Without a clear understanding of what needs to be accomplished with the homepage we’re bound to miss the mark.
Let’s look at how one might use particular text and images to tell The Story.
1. Recognize Our Visitor’s Challenges
We recognize that you have an issue/ a challenge /a pain. We know you, we understand you, we understand this situation.
Identify our target audience’s main concerns and acknowledge them.
2. Provide Resolutions To Their Challenges.
We have what you need to overcome your challenge. Our skills, our knowledge, our product, and our experience will guide you to resolution.
The reason the above are so effective is because we are not just offering what everyone else is offering. We’re telling The Story that we are the guide to help them resolve their concerns. We are not just stating that we have been doing this a long time, and here are the tools everyone else offers (property search, featured listings, home values, etc). We are considering their specific needs and acknowledging them and offering resolution.
Pro Tip for Step 2. (If you can stick with it) Blogging with The Story in mind allows us to show a dedication to our target audience’s education all the while resolving their concerns. I can see the headlines now: How To Best Get To Know Greenville, NC In One Weekend. What Made Us Fall In Love With Greenville, NC. What Locals Do For Fun In Greenville, NC. What Locals Do When Their Family Comes To Visit Greenville, NC. The Top 10 Questions We Hear From People Moving To Greenville, NC. Feel free to steal any of these as primers for your blog.
3. Showcase The Trust of Others
We want to illustrate that others have taken this path before and we successfully guided them to overcome their challenge. This is done with testimonials (and images/video of past clients when possible) that directly express that we have helped them with the same challenges and concerns of our visitor.
Avoid lengthy client quotes – trim them if necessary. Keep it direct and to the point. A few perfect ones are better than long, fluffy ones that never get read.
4. The Introduction
Now that they trust that we understand them, and are capable of helping them, we introduce ourselves, our approachability, our willingness to help and connect immediately, our level of relevant experience, and the like.

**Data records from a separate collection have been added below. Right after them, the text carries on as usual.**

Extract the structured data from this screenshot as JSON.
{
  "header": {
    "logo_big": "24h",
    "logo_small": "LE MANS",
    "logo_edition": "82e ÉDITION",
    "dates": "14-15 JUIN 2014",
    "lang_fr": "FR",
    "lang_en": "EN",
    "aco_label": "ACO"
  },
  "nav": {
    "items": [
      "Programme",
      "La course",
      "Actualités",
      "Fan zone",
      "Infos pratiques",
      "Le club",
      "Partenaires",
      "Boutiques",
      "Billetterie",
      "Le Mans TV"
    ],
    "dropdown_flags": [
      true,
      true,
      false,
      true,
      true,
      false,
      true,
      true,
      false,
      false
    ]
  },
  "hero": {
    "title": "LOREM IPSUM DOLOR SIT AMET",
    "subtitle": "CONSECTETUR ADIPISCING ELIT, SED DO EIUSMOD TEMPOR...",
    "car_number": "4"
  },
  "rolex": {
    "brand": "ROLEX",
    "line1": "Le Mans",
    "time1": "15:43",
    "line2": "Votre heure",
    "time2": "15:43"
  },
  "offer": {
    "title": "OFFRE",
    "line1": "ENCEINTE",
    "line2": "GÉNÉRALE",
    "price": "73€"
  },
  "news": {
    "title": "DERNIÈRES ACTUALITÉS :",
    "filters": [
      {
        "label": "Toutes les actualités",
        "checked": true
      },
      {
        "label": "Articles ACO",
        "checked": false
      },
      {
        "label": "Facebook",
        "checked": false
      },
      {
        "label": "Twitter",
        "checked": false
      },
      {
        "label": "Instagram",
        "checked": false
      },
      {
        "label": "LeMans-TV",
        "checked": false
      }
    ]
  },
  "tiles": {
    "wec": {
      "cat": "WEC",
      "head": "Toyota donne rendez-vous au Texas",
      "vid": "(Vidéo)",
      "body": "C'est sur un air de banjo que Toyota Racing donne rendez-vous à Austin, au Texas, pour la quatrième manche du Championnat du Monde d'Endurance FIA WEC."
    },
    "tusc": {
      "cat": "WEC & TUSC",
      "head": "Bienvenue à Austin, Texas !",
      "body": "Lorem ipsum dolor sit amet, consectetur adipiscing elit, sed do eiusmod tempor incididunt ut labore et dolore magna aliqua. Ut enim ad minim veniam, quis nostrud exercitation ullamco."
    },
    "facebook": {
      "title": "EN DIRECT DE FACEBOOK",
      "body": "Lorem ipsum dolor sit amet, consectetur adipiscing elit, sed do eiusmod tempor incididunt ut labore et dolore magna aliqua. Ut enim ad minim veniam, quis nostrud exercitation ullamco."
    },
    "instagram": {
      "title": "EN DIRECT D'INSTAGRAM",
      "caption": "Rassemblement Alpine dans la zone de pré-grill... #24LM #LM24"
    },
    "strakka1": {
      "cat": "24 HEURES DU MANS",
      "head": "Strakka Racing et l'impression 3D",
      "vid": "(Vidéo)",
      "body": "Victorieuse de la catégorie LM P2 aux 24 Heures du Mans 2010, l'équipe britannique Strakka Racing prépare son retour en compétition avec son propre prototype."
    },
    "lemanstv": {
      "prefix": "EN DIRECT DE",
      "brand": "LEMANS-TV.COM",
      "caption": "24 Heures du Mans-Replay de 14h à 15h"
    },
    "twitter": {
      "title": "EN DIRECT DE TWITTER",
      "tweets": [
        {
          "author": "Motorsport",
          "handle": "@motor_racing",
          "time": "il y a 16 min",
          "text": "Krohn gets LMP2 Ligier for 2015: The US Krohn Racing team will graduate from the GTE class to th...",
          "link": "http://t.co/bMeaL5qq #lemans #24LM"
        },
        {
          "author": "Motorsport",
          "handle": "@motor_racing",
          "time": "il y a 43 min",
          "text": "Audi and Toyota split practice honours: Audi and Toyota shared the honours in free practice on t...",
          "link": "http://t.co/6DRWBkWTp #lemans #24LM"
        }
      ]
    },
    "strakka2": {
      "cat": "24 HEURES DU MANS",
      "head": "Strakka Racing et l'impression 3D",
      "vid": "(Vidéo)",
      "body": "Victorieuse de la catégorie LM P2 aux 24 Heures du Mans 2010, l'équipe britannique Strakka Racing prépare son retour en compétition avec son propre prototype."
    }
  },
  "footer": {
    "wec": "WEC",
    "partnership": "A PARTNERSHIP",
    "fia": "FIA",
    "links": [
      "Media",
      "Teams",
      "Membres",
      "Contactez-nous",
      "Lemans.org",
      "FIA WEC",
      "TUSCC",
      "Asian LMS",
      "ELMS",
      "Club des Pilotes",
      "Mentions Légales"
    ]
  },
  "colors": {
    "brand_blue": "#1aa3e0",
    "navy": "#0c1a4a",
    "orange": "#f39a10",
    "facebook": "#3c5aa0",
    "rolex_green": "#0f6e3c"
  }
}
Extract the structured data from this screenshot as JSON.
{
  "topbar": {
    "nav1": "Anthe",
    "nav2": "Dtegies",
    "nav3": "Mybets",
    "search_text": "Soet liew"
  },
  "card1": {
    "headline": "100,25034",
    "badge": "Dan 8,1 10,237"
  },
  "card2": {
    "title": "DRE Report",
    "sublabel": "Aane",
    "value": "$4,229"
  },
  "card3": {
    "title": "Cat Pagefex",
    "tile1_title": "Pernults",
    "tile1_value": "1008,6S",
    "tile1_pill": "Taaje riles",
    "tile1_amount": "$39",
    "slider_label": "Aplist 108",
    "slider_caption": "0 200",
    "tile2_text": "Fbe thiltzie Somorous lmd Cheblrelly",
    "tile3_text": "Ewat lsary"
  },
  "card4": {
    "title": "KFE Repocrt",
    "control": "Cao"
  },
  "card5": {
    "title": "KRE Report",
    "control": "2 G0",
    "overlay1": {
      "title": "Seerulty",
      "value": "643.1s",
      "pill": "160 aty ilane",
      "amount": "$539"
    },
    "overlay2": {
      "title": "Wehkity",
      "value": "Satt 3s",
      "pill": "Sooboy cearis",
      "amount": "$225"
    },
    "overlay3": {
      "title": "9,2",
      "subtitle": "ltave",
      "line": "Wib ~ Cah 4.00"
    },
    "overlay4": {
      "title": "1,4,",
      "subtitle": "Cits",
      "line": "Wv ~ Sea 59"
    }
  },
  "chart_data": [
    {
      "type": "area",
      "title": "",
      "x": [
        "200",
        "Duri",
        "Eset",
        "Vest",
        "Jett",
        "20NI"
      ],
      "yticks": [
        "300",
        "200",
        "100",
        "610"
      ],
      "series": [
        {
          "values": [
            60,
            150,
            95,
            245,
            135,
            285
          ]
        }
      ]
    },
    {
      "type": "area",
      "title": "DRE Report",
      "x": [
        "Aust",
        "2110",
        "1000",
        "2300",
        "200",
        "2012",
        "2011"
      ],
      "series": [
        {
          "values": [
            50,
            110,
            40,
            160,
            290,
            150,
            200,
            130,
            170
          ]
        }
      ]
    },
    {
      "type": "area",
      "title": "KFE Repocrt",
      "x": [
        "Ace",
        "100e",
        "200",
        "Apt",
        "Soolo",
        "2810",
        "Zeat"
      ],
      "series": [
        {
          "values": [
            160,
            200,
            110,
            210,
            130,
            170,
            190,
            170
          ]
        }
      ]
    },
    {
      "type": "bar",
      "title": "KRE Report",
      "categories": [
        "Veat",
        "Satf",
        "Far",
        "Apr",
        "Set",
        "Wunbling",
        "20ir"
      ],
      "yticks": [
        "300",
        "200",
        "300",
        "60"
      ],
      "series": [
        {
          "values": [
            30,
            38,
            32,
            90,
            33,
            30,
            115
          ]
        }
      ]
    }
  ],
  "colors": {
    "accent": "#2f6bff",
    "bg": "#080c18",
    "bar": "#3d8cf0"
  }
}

If we introduce ourselves too strongly, too soon in The Story, then it can come off that we want the visitor to become part of our story, rather than us helping guide them through theirs.
Note: The above isn’t as much a rule as it is a suggestion. If your face, look, and name are a big part of your brand – then I can see the draw towards introducing yourself earlier on in The Story.
5. Call To Action
All throughout The Story above we should sprinkle in specific calls to action, but it is imperative that we close the homepage Story with specific requests for action. Just as a sales appointment should end with an action item (close a deal, schedule a next appointment, initiate paperwork, etc.) the homepage story needs to end with a strong call to action.
Reiterate and encourage that they communicate with us that they are ready to share in the solving of their challenge.
*I’ve never been to Greenville, NC. I’ve heard it’s a very nice place to live, and therefore made for a fine example in this exercise.
If you would like to take a deeper dive on understanding how to tell the Homepage Story is just let us know. At no charge to you, we’d be happy to discuss this important topic. We’re available by email, text, phone, chat, or feel free to schedule an appointment at any time.